        drv_tx_buff[drv_tx_pos + 1] = 0x00;     //Load the data
    
        for(regular_timer_outer = 0xFFFF; ((regular_timer_outer > 0) && (USCI_B_SPI_isBusy(USCI_B2_BASE))); regular_timer_outer--){
                    _no_operation();
                }
    
        if (!(regular_timer_outer > 0)){
            drv_error_vector |= SPI_BUSY;
        }
        USCI_B_SPI_transmitData (USCI_B2_BASE, drv_tx_buff[drv_tx_pos]);
        //Turn on RX interrupt
        USCI_B_SPI_enableInterrupt (USCI_B2_BASE, USCI_B_SPI_RECEIVE_INTERRUPT);
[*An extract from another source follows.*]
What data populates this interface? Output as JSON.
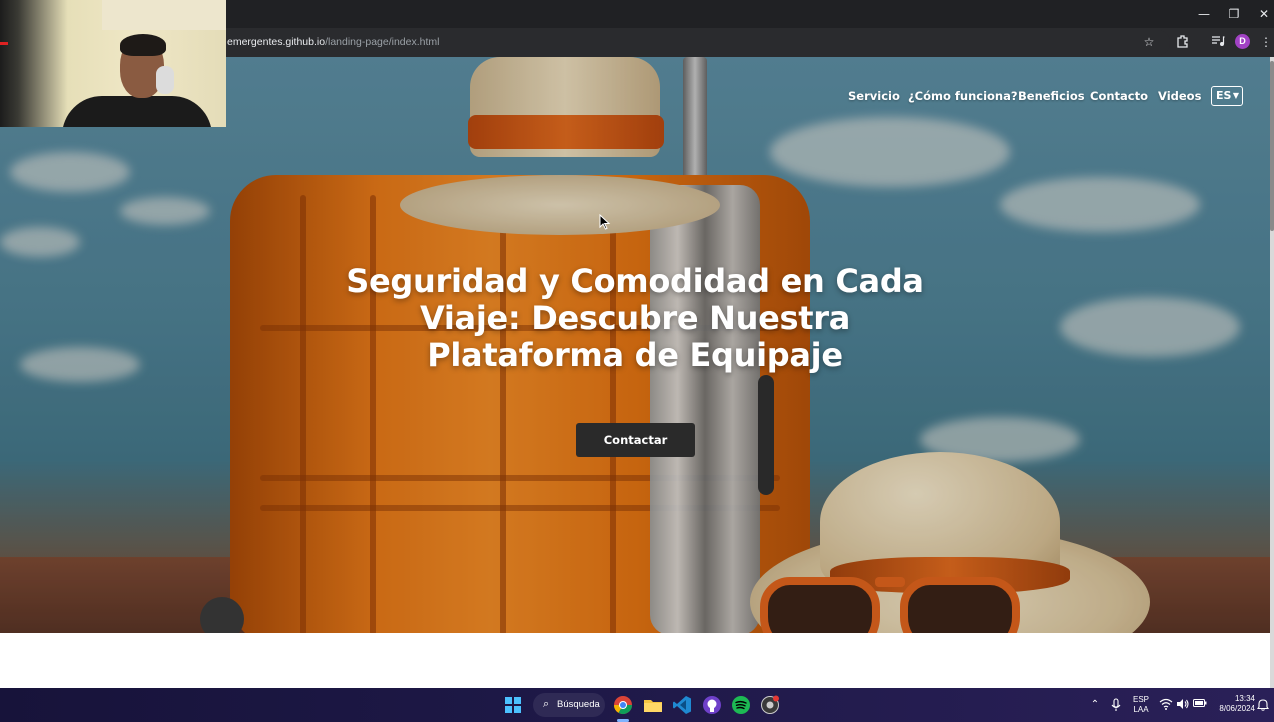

        //Turn on TX interrupt
        USCI_B_SPI_enableInterrupt (USCI_B2_BASE, USCI_B_SPI_TRANSMIT_INTERRUPT);
    
        for(regular_timer_outer = 0xFFFF; (regular_timer_outer > 0) && ((drv_tx_pos < 2) || (drv_rx_pos < 2)); regular_timer_outer--){
            _no_operation();
        }
        if (!(regular_timer_outer > 0)){
            if(drv_tx_pos < 2){
                drv_error_vector |= TX_TIMEOUT;
            }
            if(drv_rx_pos < 2){
                drv_error_vector |= RX_TIMEOUT;
            }
        }
    
        //Turn off RX interrupt
        USCI_B_SPI_disableInterrupt (USCI_B2_BASE, USCI_B_SPI_RECEIVE_INTERRUPT);
        //Turn off TX interrupt
        USCI_B_SPI_disableInterrupt (USCI_B2_BASE, USCI_B_SPI_TRANSMIT_INTERRUPT);
    
        uint16_t temp = 0;
        temp = drv_rx_buff[0];
        temp <<= 8;
        temp |= drv_rx_buff[1];
    
        return temp;
    
    
    }

    Though now I'm always getting 0's in my RX. But, that's probably a different enough issue I should close this thread and ask a followup question in a new one once I've spent a few hours testing things myself. Thanks for the help!

  • Thanks Bruce for helping solve the problem.